There is a need for British companies to adopt some of the thinking of their continental European counterparts and challenge the US notion of the chief executive as demi-god. The advent of empowerment and flatter structures means that, in effect, we are all leaders now.
To see this in action, one only has to look at a company such as AES, a Virginia-based power-generating company that has attracted a lot of attention because of the way it has devolved power and decision-making to employees.
A Wall Street Journal article of July 1995, referred to in John Case's book The Open-Book Management Experience, described how a "cash-investments task force" comprising plant technicians was put in charge of investing the money in the company's Connecticut plant's reserve fund. Charged with putting the money in various forms of debt instruments, the employees were given a basic course in finance and left to get on with the job. As Case writes: "They investigated interest rates. They placed the buy- and-sell calls to brokers each week.
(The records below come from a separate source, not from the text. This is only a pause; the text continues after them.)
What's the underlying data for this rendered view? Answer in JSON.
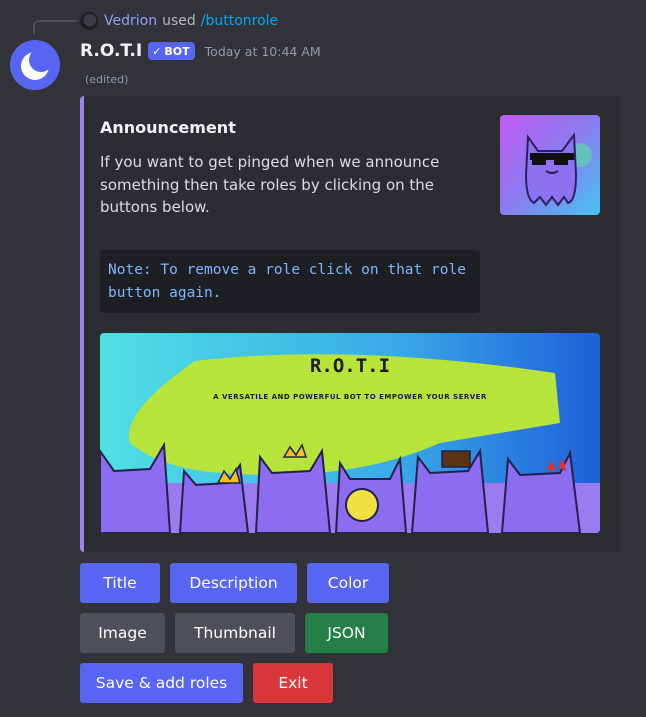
{
  "reply": {
    "user": "Vedrion",
    "used_text": "used",
    "command": "/buttonrole"
  },
  "message": {
    "author": "R.O.T.I",
    "bot_tag": "BOT",
    "timestamp": "Today at 10:44 AM",
    "edited": "(edited)"
  },
  "embed": {
    "accent_color": "#9b84ee",
    "title": "Announcement",
    "description": "If you want to get pinged when we announce something then take roles by clicking on the buttons below.",
    "code_block": "Note: To remove a role click on that role button again.",
    "banner": {
      "title": "R.O.T.I",
      "tagline": "A VERSATILE AND POWERFUL BOT TO EMPOWER YOUR SERVER"
    }
  },
  "buttons": {
    "row1": [
      "Title",
      "Description",
      "Color"
    ],
    "row2": [
      "Image",
      "Thumbnail",
      "JSON"
    ],
    "row3": [
      "Save & add roles",
      "Exit"
    ]
  },
  "colors": {
    "primary": "#5865f2",
    "secondary": "#4e5058",
    "success": "#248046",
    "danger": "#da373c"
  }
}
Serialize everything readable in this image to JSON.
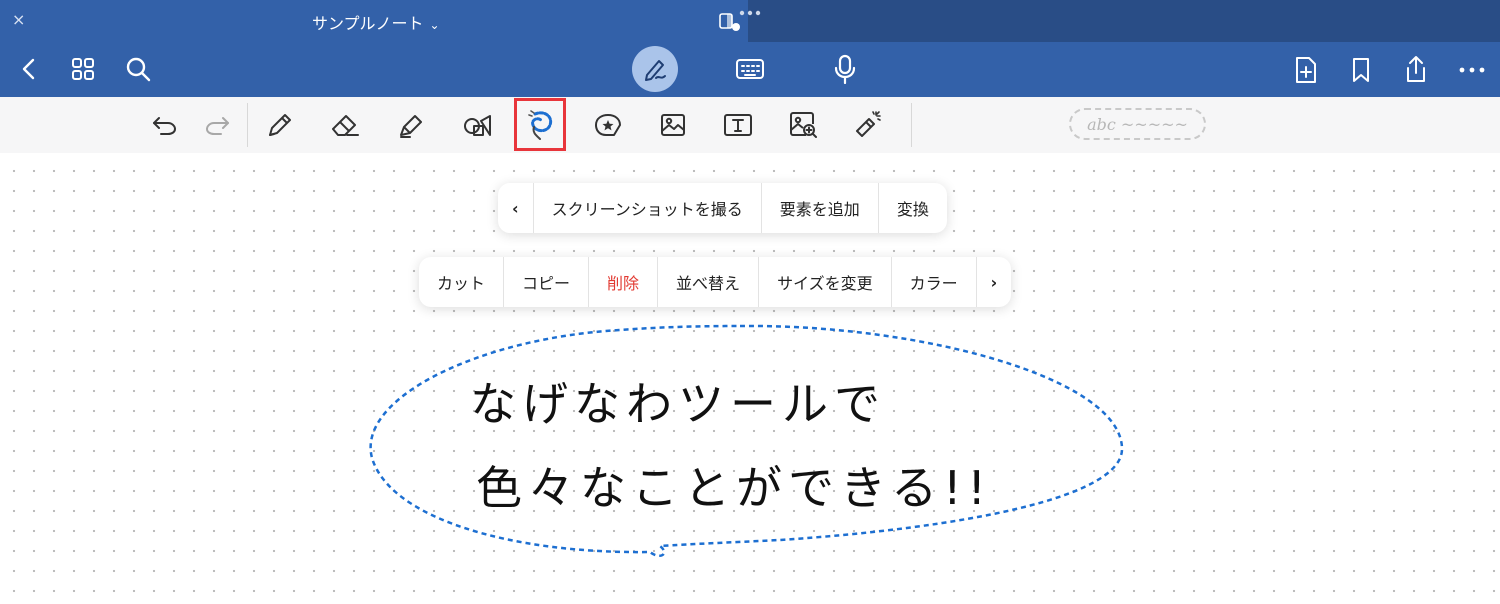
{
  "app": {
    "title": "サンプルノート",
    "title_chevron": "⌄",
    "close_label": "×"
  },
  "colors": {
    "header_blue": "#3361a9",
    "header_dark": "#294d86",
    "accent_red": "#e8353b",
    "lasso_blue": "#1d6fd1",
    "danger_red": "#e23b33"
  },
  "icons": {
    "top_left": [
      "chevron-left-icon",
      "grid-icon",
      "search-icon"
    ],
    "top_center": [
      "pen-icon",
      "keyboard-icon",
      "microphone-icon"
    ],
    "top_right": [
      "add-page-icon",
      "bookmark-icon",
      "share-icon",
      "more-icon"
    ],
    "tools": [
      "undo-icon",
      "redo-icon",
      "pencil-icon",
      "eraser-icon",
      "highlighter-icon",
      "shapes-icon",
      "lasso-icon",
      "sticker-icon",
      "image-icon",
      "textbox-icon",
      "image-search-icon",
      "laser-pointer-icon"
    ]
  },
  "toolstrip": {
    "handwriting_preview": "abc ~~~~~"
  },
  "menu_top": {
    "back_arrow": "‹",
    "items": [
      "スクリーンショットを撮る",
      "要素を追加",
      "変換"
    ]
  },
  "menu_bottom": {
    "items": [
      "カット",
      "コピー",
      "削除",
      "並べ替え",
      "サイズを変更",
      "カラー"
    ],
    "forward_arrow": "›"
  },
  "canvas": {
    "handwriting_line1": "なげなわツールで",
    "handwriting_line2": "色々なことができる!!"
  }
}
They made the decisions."
It is all part of a business philosophy that was developed by Dennis Bakke and Roger Sant, the company's founders, which says: "We all want to be part of a community and to use our skills to make a difference in the world."
Sant's view is that taking this kind of approach had enabled the company to grow from fewer than 600 people in 1993 to nearly 10 times as many five years later.
Though many might feel that Virgin is all Richard Branson, the famously nonconformist business leader seems to have moved some way from the idea of the all-knowing chief executive by promoting the efforts of various lieutenants who are given great responsibility for various parts of the business.
The problem for British industry as a whole, though, is that few organisations have yet grasped the reality of workplace democracy in its truest sense so that they can devolve the running of their operations to teams.
Most companies are alienating their workforces - those people they insist are their greatest asset - and thus landing themselves with demotivated overheads rather than enthused partners.
As a result, they are putting themselves at a huge disadvantage when it comes to coping with the threats and opportunities posed by the development of the single European currency, the growth of the internet and rampant globalisation.
n Adapted from Roger Trapp's book, `Blunderboss', published this month by Capstone at pounds 12.99. To order call 01865 798623.Reuse content